Before the production officially begins and without uttering a single word, Gini Atwell effectively sets the tone for the Prenzie Players' Antigone. On Friday evening, during the ad-libbed pre-show that's a staple of Prenzie productions, Atwell sat at the front of the stage, half-cradling her knees while wearing a far-off look in her eyes and a deep sadness on her face, as though lost in thought on woeful memories or circumstances.
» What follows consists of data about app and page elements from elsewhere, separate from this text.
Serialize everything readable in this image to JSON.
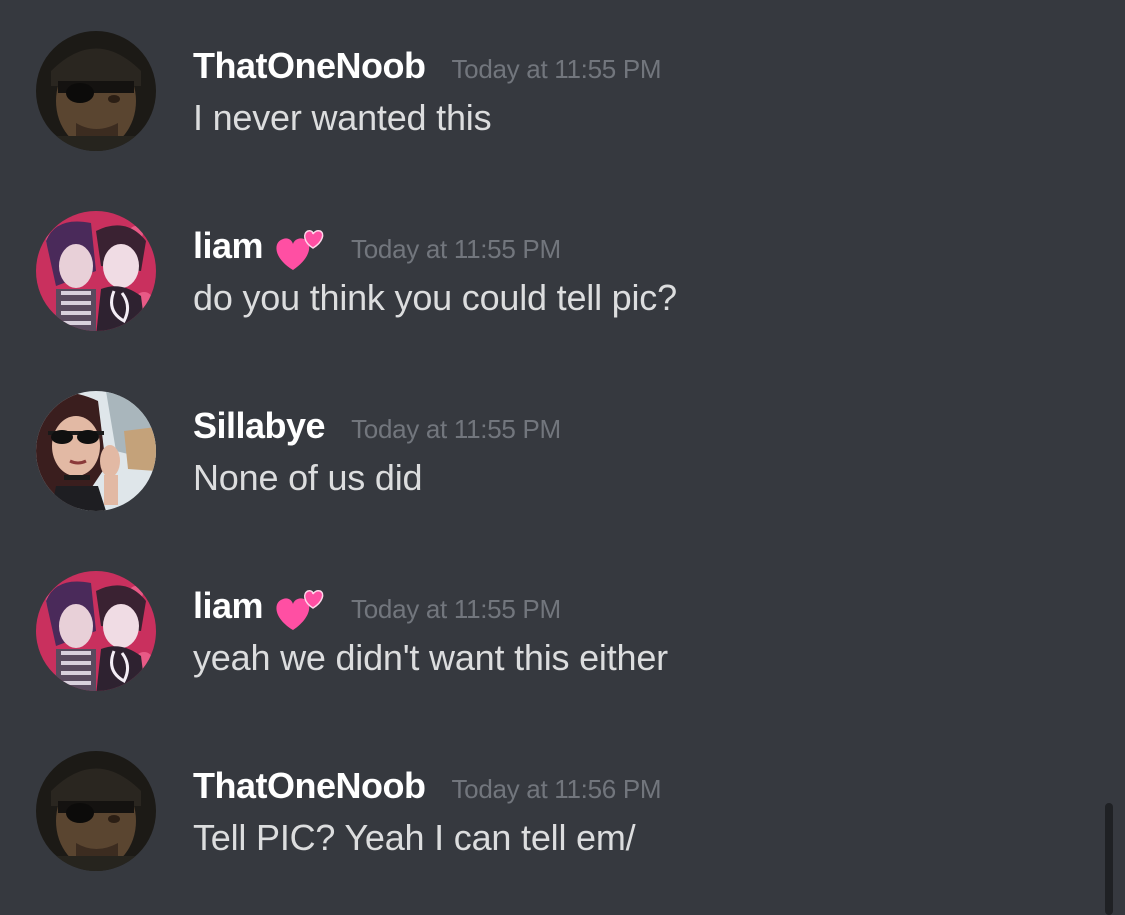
{
  "messages": [
    {
      "username": "ThatOneNoob",
      "timestamp": "Today at 11:55 PM",
      "text": "I never wanted this",
      "avatar": "eyepatch-soldier-avatar",
      "has_heart": false
    },
    {
      "username": "liam",
      "timestamp": "Today at 11:55 PM",
      "text": "do you think you could tell pic?",
      "avatar": "drawn-couple-avatar",
      "has_heart": true
    },
    {
      "username": "Sillabye",
      "timestamp": "Today at 11:55 PM",
      "text": "None of us did",
      "avatar": "sunglasses-girl-avatar",
      "has_heart": false
    },
    {
      "username": "liam",
      "timestamp": "Today at 11:55 PM",
      "text": "yeah we didn't want this either",
      "avatar": "drawn-couple-avatar",
      "has_heart": true
    },
    {
      "username": "ThatOneNoob",
      "timestamp": "Today at 11:56 PM",
      "text": "Tell PIC? Yeah I can tell em/",
      "avatar": "eyepatch-soldier-avatar",
      "has_heart": false
    }
  ],
  "colors": {
    "background": "#36393f",
    "username": "#ffffff",
    "timestamp": "#72767d",
    "message_text": "#dcddde",
    "heart": "#ff4fa3"
  }
}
Not long after the play begins, it's made clear that Atwell's expression is due to her character's resignation to her own death. She is passionate during the course of the play - particularly as she attempts to garner her sister's help in burying their brother (who lost his life in battle with their other brother for the throne of Thebes), and as she embraces her fiancé as if it's the last time they'll ever hold each other. But her ability to maintain the cheerlessness at the core of her Antigone is remarkable, creating a palpable pain that's punctuated by her inevitable death.